Apparently the issue is founded upon the notorious “pending list’ which was established back in the 1980s. Canada refined its compulsory license law allowing record companies to use songs without authorization/payment to copyright holders as long as the song was added to a list of music pending said authorization/payment… so artists got to twiddle their thumbs while their work was exploited with only the promise of compensation.

Well you know how things go and how lists can get out of control. Let’s not get all up in arms over the fact that the record industry completely blew off artists,  and continued to add more and more songs to the pending list without compensation or authorization. I’m sure they were busy cashing in on compilation albums like “NOW That’s What I Call Music ∞!” or “BEST OF [insert exploited artist here]”. Apparently the infamous pending list is comprised of over 300,000 songs from major and independent artists- at least this is one area where the record industry is completely unbiased.

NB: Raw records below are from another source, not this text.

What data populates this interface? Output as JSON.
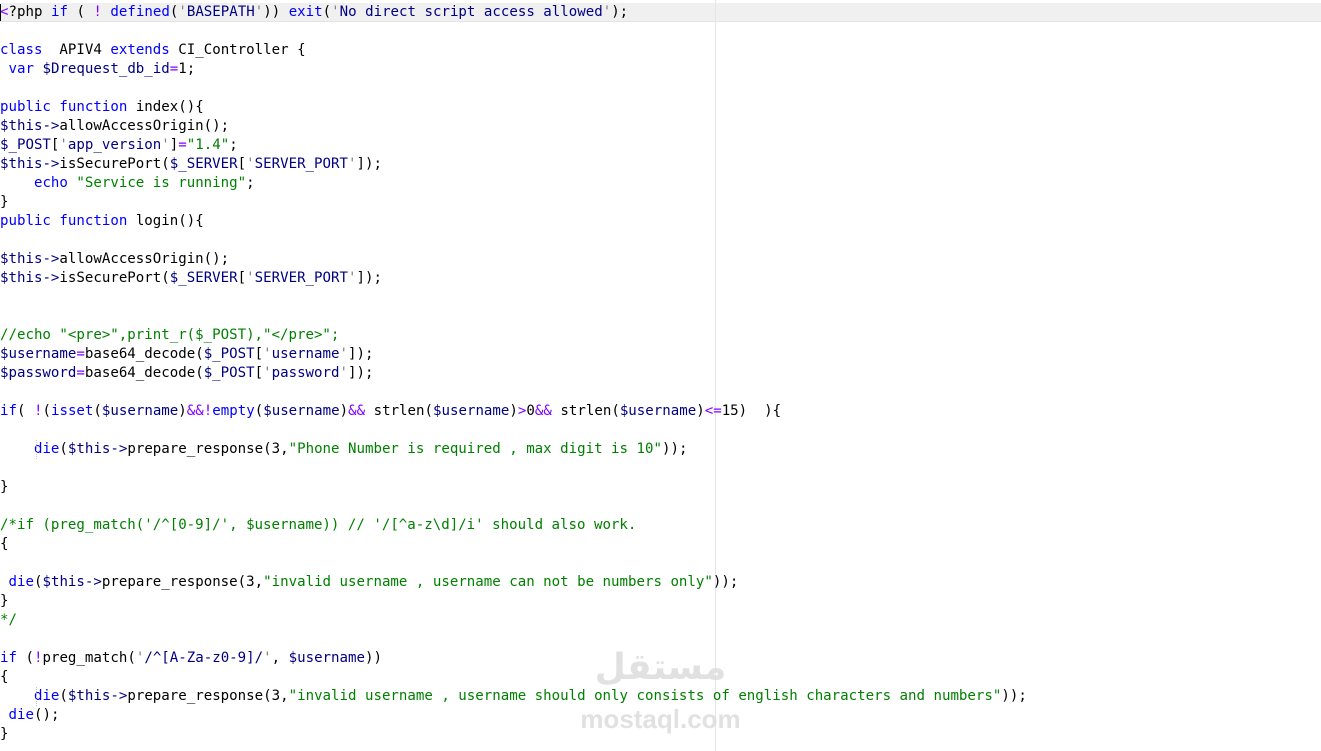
{
  "editor": {
    "language": "PHP",
    "lines": [
      "<?php if ( ! defined('BASEPATH')) exit('No direct script access allowed');",
      "",
      "class  APIV4 extends CI_Controller {",
      " var $Drequest_db_id=1;",
      "",
      "public function index(){",
      "$this->allowAccessOrigin();",
      "$_POST['app_version']=\"1.4\";",
      "$this->isSecurePort($_SERVER['SERVER_PORT']);",
      "    echo \"Service is running\";",
      "}",
      "public function login(){",
      "",
      "$this->allowAccessOrigin();",
      "$this->isSecurePort($_SERVER['SERVER_PORT']);",
      "",
      "",
      "//echo \"<pre>\",print_r($_POST),\"</pre>\";",
      "$username=base64_decode($_POST['username']);",
      "$password=base64_decode($_POST['password']);",
      "",
      "if( !(isset($username)&&!empty($username)&& strlen($username)>0&& strlen($username)<=15)  ){",
      "",
      "    die($this->prepare_response(3,\"Phone Number is required , max digit is 10\"));",
      "",
      "}",
      "",
      "/*if (preg_match('/^[0-9]/', $username)) // '/[^a-z\\d]/i' should also work.",
      "{",
      "",
      " die($this->prepare_response(3,\"invalid username , username can not be numbers only\"));",
      "}",
      "*/",
      "",
      "if (!preg_match('/^[A-Za-z0-9]/', $username))",
      "{",
      "    die($this->prepare_response(3,\"invalid username , username should only consists of english characters and numbers\"));",
      " die();",
      "}"
    ]
  },
  "watermark": {
    "arabic": "مستقل",
    "latin": "mostaql.com"
  },
  "colors": {
    "keyword": "#0000ff",
    "variable": "#000080",
    "string": "#008000",
    "comment": "#008000",
    "operator": "#8000ff",
    "number": "#ff0000",
    "current_line": "#f0f0f0"
  }
}
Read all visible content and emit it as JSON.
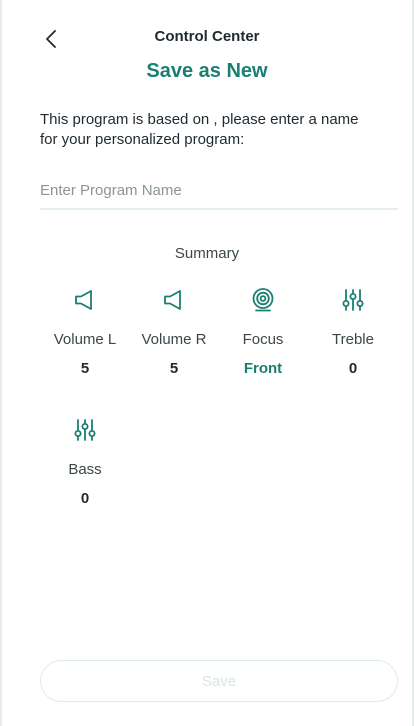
{
  "header": {
    "back_icon": "chevron-left-icon",
    "title": "Control Center"
  },
  "page": {
    "title": "Save as New",
    "description": "This program is based on , please enter a name for your personalized program:"
  },
  "name_input": {
    "value": "",
    "placeholder": "Enter Program Name"
  },
  "summary": {
    "title": "Summary",
    "items": [
      {
        "icon": "speaker-icon",
        "label": "Volume L",
        "value": "5"
      },
      {
        "icon": "speaker-icon",
        "label": "Volume R",
        "value": "5"
      },
      {
        "icon": "focus-icon",
        "label": "Focus",
        "value": "Front"
      },
      {
        "icon": "equalizer-icon",
        "label": "Treble",
        "value": "0"
      },
      {
        "icon": "equalizer-icon",
        "label": "Bass",
        "value": "0"
      }
    ]
  },
  "footer": {
    "save_label": "Save"
  },
  "colors": {
    "accent": "#1a7f72",
    "text": "#1f2a30",
    "muted": "#8a9499",
    "divider": "#e3efec",
    "disabled": "#d8e6e3"
  }
}
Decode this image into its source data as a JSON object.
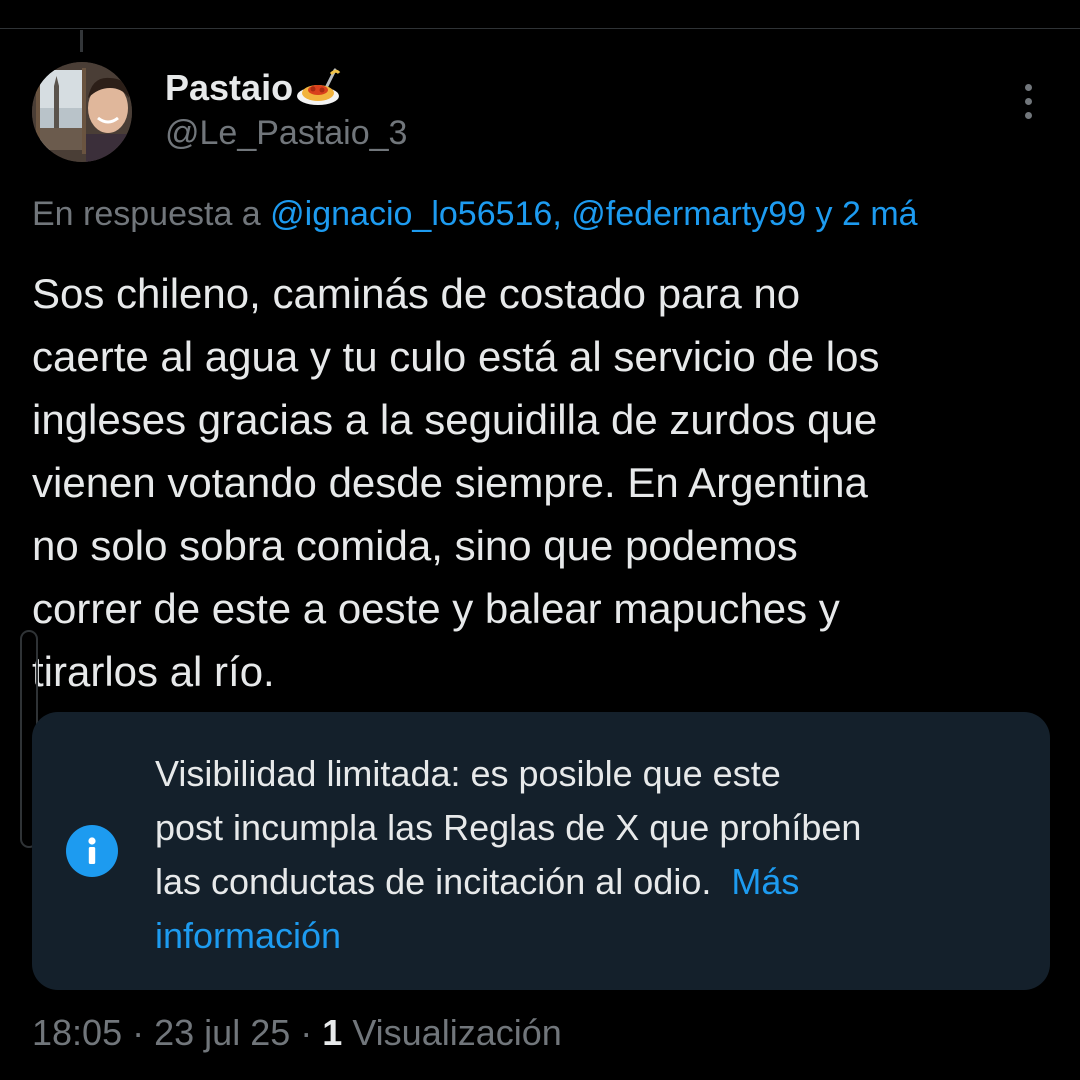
{
  "author": {
    "display_name": "Pastaio",
    "name_emoji": "spaghetti-emoji",
    "handle": "@Le_Pastaio_3"
  },
  "reply_context": {
    "prefix": "En respuesta a",
    "mentions": [
      "@ignacio_lo56516,",
      "@federmarty99"
    ],
    "others": "y 2 má"
  },
  "post": {
    "lines": [
      "Sos chileno, caminás de costado para no",
      "caerte al agua y tu culo está al servicio de los",
      "ingleses gracias a la seguidilla de zurdos que",
      "vienen votando desde siempre. En Argentina",
      "no solo sobra comida, sino que podemos",
      "correr de este a oeste y balear mapuches y",
      "tirarlos al río."
    ]
  },
  "visibility_notice": {
    "lines": [
      "Visibilidad limitada: es posible que este",
      "post incumpla las Reglas de X que prohíben",
      "las conductas de incitación al odio."
    ],
    "link_part1": "Más",
    "link_part2": "información",
    "icon": "info-icon"
  },
  "meta": {
    "time": "18:05",
    "separator": "·",
    "date": "23 jul 25",
    "views_count": "1",
    "views_label": "Visualización"
  },
  "colors": {
    "background": "#000000",
    "text": "#e7e9ea",
    "secondary": "#71767b",
    "accent": "#1d9bf0",
    "notice_bg": "#14202b"
  }
}
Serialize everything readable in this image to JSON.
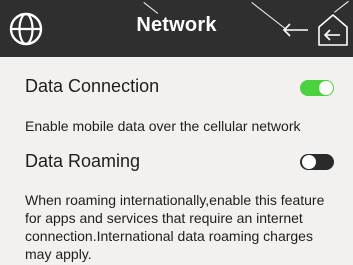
{
  "header": {
    "title": "Network",
    "icons": {
      "left": "globe-icon",
      "back": "back-arrow-icon",
      "home": "home-icon"
    }
  },
  "settings": [
    {
      "label": "Data Connection",
      "description": "Enable mobile data over the cellular network",
      "enabled": true
    },
    {
      "label": "Data Roaming",
      "description": "When roaming internationally,enable this feature for apps and services that require an internet connection.International data roaming charges may apply.",
      "enabled": false
    }
  ],
  "colors": {
    "header_bg": "#2f2f2f",
    "page_bg": "#f2f1ef",
    "toggle_on": "#4cd23f",
    "toggle_off": "#2a2a2a"
  }
}
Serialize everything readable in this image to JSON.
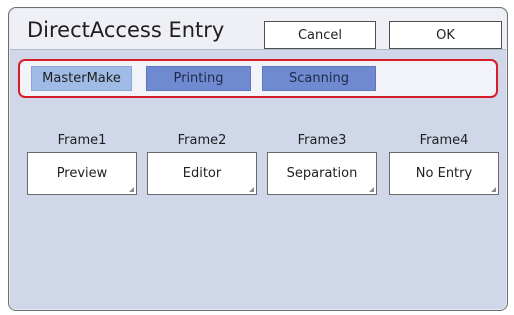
{
  "dialog": {
    "title": "DirectAccess Entry",
    "cancel_label": "Cancel",
    "ok_label": "OK"
  },
  "tabs": [
    {
      "label": "MasterMake",
      "active": true
    },
    {
      "label": "Printing",
      "active": false
    },
    {
      "label": "Scanning",
      "active": false
    }
  ],
  "frames": [
    {
      "label": "Frame1",
      "value": "Preview"
    },
    {
      "label": "Frame2",
      "value": "Editor"
    },
    {
      "label": "Frame3",
      "value": "Separation"
    },
    {
      "label": "Frame4",
      "value": "No Entry"
    }
  ],
  "colors": {
    "panel_bg": "#cfd7e8",
    "tab_active": "#9fbbe6",
    "tab_inactive": "#6f8ad0",
    "highlight_border": "#d61e2a"
  }
}
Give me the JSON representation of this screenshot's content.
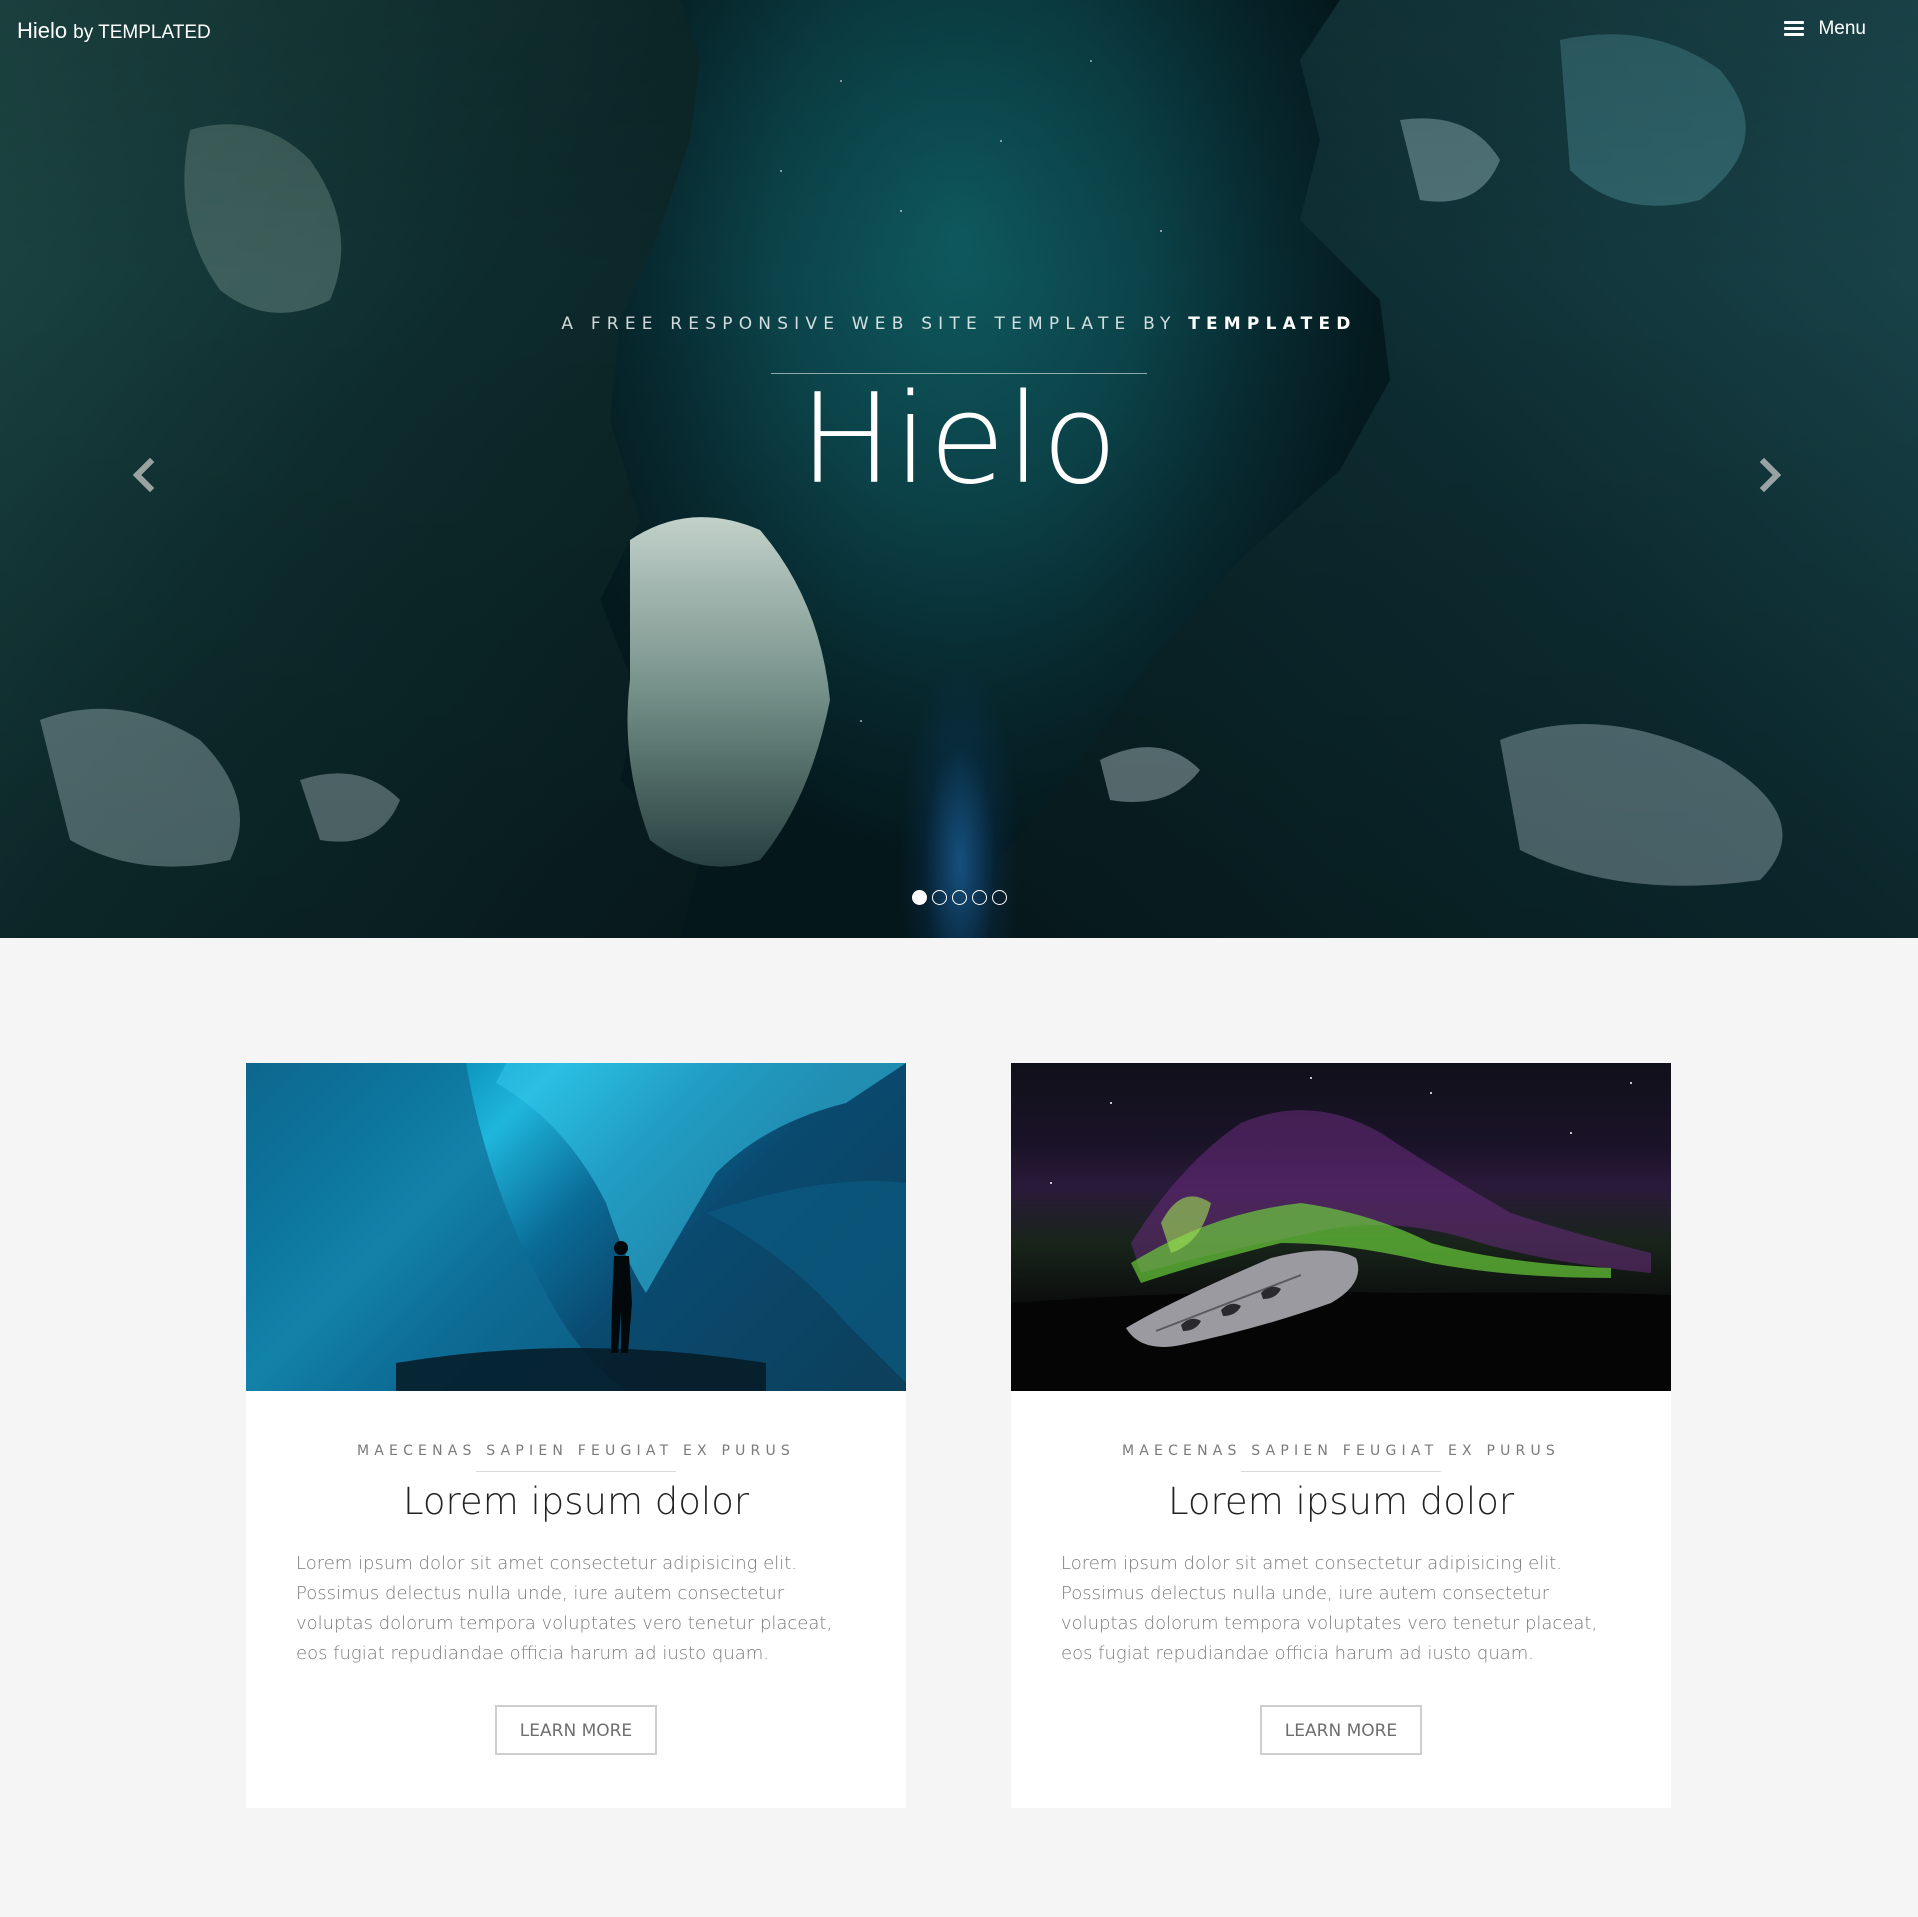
{
  "header": {
    "logo_name": "Hielo",
    "logo_by": "by TEMPLATED",
    "menu_label": "Menu",
    "menu_icon": "hamburger-icon"
  },
  "hero": {
    "subtitle_prefix": "A FREE RESPONSIVE WEB SITE TEMPLATE BY ",
    "subtitle_strong": "TEMPLATED",
    "title": "Hielo",
    "prev_icon": "chevron-left-icon",
    "next_icon": "chevron-right-icon",
    "slides_total": 5,
    "active_slide": 1
  },
  "cards": [
    {
      "image": "ice-cave-photo",
      "eyebrow": "MAECENAS SAPIEN FEUGIAT EX PURUS",
      "title": "Lorem ipsum dolor",
      "text": "Lorem ipsum dolor sit amet consectetur adipisicing elit. Possimus delectus nulla unde, iure autem consectetur voluptas dolorum tempora voluptates vero tenetur placeat, eos fugiat repudiandae officia harum ad iusto quam.",
      "button": "LEARN MORE"
    },
    {
      "image": "aurora-plane-photo",
      "eyebrow": "MAECENAS SAPIEN FEUGIAT EX PURUS",
      "title": "Lorem ipsum dolor",
      "text": "Lorem ipsum dolor sit amet consectetur adipisicing elit. Possimus delectus nulla unde, iure autem consectetur voluptas dolorum tempora voluptates vero tenetur placeat, eos fugiat repudiandae officia harum ad iusto quam.",
      "button": "LEARN MORE"
    }
  ],
  "colors": {
    "page_background": "#f5f5f5",
    "card_background": "#ffffff",
    "hero_teal": "#0b4349",
    "text_muted": "#7a7a7a",
    "title_dark": "#222222"
  }
}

So now the Canadian music industry is getting slammed with the same lawsuit they’ve been advocating since the dawn of the digital age and music discovery sites like Grogster and Napster. This whole situation is dripping in irony and I’m soaking it up for everything its worth – which could be as much as $20,000 per infringement, the same standards used against individual file sharers in the past. Joy.

If you’re interested in reading the fine details, here’s the lawsuit.

musing over the google giant

2 Dec

The New York Times features an interesting discussion over the future of the internet giant we all know (and dare-I-say love) as Google.

What Should Google Fear? and Google vs. Government are covered in part 1, while part 2 considers whether Google is Good or Bad for Journalism? and Privacy Concerns.

Part 1 | Part 2

The internet has evolved since its creation and mass inception, so too has Google over the past 10 years since its founding. It’s an ever-changing environment and technology is pushing forward at a break-neck speed. That’s why the first topic, What Should Google Fear, immediately caught my attention. What Google should fear today is definitely not the same as what it feared yesterday or what it will have to watch out for in the future (if there is a Google as we know it 10 years down the road).

Right now, there is definite pressure from social networks and alternative gateways that provide niche environments ripe with relevant and quality content. These spaces provide a much more focused environment than Google (or any search engine) results that could have you skimming thousands upon thousands of links. Depending on your purpose, going to a dedicated social network or gateway could save you a lot of time and provide you with a much better “user experience” than using Google.